═══ DATA RECORDS ═══

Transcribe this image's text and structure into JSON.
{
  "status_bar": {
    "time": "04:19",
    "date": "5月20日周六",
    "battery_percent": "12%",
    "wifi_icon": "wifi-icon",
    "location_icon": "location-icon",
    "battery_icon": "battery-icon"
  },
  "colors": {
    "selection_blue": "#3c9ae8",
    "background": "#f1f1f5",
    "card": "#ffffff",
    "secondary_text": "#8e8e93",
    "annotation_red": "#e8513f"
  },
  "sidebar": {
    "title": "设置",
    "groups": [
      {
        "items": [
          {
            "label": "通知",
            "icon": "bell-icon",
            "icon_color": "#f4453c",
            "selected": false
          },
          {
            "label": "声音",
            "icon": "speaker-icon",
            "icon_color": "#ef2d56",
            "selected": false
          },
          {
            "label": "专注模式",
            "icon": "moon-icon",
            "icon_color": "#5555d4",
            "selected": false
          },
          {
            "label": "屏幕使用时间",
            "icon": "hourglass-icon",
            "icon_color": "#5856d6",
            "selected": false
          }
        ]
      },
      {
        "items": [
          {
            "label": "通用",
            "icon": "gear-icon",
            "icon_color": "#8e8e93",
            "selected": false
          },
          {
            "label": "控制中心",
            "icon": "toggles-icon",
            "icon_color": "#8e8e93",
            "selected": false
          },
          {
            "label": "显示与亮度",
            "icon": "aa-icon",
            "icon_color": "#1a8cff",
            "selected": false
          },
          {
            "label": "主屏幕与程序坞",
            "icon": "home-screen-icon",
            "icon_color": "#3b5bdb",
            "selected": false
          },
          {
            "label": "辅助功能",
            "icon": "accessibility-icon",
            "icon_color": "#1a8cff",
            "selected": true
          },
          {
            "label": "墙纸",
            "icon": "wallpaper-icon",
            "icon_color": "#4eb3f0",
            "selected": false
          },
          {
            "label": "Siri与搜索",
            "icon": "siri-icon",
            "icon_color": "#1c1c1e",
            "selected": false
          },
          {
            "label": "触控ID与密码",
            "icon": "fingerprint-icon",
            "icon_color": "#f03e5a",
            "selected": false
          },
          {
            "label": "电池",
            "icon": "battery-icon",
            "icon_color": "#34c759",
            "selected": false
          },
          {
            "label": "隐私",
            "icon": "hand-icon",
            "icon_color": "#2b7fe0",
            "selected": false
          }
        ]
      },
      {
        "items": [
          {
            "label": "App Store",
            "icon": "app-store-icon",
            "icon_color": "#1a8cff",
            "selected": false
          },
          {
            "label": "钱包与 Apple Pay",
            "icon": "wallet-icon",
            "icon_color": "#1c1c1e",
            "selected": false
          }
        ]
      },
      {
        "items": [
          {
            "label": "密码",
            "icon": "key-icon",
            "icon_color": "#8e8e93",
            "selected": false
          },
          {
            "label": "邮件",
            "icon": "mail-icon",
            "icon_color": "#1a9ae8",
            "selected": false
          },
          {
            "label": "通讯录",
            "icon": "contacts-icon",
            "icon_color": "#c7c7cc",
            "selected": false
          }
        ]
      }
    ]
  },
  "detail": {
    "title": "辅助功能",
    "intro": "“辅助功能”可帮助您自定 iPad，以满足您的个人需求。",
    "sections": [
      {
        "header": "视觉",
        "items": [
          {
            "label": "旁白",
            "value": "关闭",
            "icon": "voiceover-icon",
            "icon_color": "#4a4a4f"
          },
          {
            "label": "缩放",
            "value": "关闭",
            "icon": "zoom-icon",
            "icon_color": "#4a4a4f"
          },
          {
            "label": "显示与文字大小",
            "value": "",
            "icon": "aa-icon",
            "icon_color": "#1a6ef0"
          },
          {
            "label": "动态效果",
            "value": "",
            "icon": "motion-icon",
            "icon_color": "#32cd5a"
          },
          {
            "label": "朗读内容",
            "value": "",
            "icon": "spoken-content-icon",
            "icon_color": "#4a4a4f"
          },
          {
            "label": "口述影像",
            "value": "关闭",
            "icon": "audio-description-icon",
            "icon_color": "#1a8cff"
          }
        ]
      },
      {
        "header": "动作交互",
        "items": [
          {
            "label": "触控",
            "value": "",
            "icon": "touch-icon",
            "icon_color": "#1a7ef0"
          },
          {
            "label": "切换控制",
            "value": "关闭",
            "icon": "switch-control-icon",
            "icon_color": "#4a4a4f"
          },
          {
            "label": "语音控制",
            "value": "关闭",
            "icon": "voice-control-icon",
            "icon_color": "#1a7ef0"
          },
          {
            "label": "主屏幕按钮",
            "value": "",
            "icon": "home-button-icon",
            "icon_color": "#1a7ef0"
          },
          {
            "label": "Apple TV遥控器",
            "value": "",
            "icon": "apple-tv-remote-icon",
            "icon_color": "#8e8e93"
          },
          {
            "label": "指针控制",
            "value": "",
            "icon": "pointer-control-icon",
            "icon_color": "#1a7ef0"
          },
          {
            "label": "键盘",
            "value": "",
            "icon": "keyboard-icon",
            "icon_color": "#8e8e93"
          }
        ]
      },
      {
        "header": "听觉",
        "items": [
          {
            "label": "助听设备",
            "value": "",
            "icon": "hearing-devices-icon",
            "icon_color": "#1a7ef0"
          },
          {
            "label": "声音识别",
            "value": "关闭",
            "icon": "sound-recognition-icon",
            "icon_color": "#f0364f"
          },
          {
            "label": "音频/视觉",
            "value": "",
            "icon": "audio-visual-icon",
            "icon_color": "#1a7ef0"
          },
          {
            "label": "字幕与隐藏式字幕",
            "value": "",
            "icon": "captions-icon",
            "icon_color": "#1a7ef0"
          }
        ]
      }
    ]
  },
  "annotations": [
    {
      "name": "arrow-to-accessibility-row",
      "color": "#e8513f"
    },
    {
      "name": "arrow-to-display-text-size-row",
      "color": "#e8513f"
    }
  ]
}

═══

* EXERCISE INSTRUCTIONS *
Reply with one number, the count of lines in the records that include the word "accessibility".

* RESPONSE TO THIS EXERCISE *
2